On the way home, we visited the waterfall near Ohau Point to see if there were any baby seals in residence. This is now a tourist attraction with most vehicles now stopping off for the 4-5 minute walk in to the falls. There were five youngsters frolicking about in the pool. These guys find their way up the stream from the beach at least half a kilometre away.

Seal pups at Ohau Stream

Wednesday, September 10, 2014

Weekly Walk

The week would not be the same without our regular Wednesday morning walk.
Five of us - sometimes six - is now reduced to four. Plus of course Graeme's Huntaway, Hemi.
The venues are many and varied - flat and hill, beach and walkways, town and country.
They start at 0900, Jim calls the shots for morning tea - he's English so its usually bang on 1000.
Sometimes the smell of coffee defeats us.
We're usually done and dusted by noon.

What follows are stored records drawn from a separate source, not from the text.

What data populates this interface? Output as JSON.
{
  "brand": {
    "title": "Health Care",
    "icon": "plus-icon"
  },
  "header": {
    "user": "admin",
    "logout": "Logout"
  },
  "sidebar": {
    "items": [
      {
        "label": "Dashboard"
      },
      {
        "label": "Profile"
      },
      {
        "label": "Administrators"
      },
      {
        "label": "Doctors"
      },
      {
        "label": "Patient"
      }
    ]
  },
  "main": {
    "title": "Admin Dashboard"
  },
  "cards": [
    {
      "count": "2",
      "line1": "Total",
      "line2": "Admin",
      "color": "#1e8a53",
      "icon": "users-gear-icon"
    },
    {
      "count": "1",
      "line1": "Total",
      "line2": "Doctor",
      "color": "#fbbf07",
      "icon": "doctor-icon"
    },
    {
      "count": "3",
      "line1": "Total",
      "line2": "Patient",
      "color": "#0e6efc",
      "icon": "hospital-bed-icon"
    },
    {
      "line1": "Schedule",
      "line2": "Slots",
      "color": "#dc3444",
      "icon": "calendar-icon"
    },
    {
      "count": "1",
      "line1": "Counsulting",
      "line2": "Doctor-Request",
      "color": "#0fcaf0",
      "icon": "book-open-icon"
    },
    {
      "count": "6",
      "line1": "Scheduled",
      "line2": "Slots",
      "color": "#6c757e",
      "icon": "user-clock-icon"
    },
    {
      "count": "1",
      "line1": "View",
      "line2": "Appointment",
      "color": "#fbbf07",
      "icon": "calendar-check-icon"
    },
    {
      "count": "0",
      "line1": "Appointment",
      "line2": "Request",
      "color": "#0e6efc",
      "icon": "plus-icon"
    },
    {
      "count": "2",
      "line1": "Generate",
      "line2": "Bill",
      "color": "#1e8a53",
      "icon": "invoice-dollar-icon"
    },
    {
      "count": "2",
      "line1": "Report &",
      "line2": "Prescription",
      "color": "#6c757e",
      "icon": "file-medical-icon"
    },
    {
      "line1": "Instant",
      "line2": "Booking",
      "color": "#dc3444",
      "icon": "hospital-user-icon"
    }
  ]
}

Sumner Beach
Plans are made, the world gets sorted, stories told, heaps of laughs..............................

Friday, September 5, 2014

Sharplin Falls

Last Monday I had to go down and speak to the Timaru Photographic Society. The original plan was to leave home at 4pm, drive down and grab a quick meal, present the talk, and then drive back home late that evening. However, I invited my friend Martin at the last minute. We chose to take the inland route and stay the night in Geraldine.
A good move - firstly, it was far more relaxing, and second, we missed the mayhem at Ashburton Monday morning with the WINZ staff.
After coffee at my favourite cafe in Darfield, we headed towards Staveley (Topp Twins country) and the Staveley store for lunch. Alas, closed on Mondays! Despite the best of intentions, I had never visited the Sharplin Falls there, so off we hiked on a great track - ~40 minutes each way.
Mission accomplished - finally.

Sharplin Falls
Sharplin Falls
The Mayfield pub is also closed Mondays!!
The remainder of the journey and the talk went very well. On the way home, we were gobsmacked at the irrigation plans and preparations for dairying on the Canterbury Plains. Fences and shelter belts being removed producing huge paddocks - I shudder to think of the amount of money being invested.
I am not convinced.
A case of 'watch this space'! 
What happens if/when the milk prices drop?
How long before Christchurch is forced to chlorinate its water supply?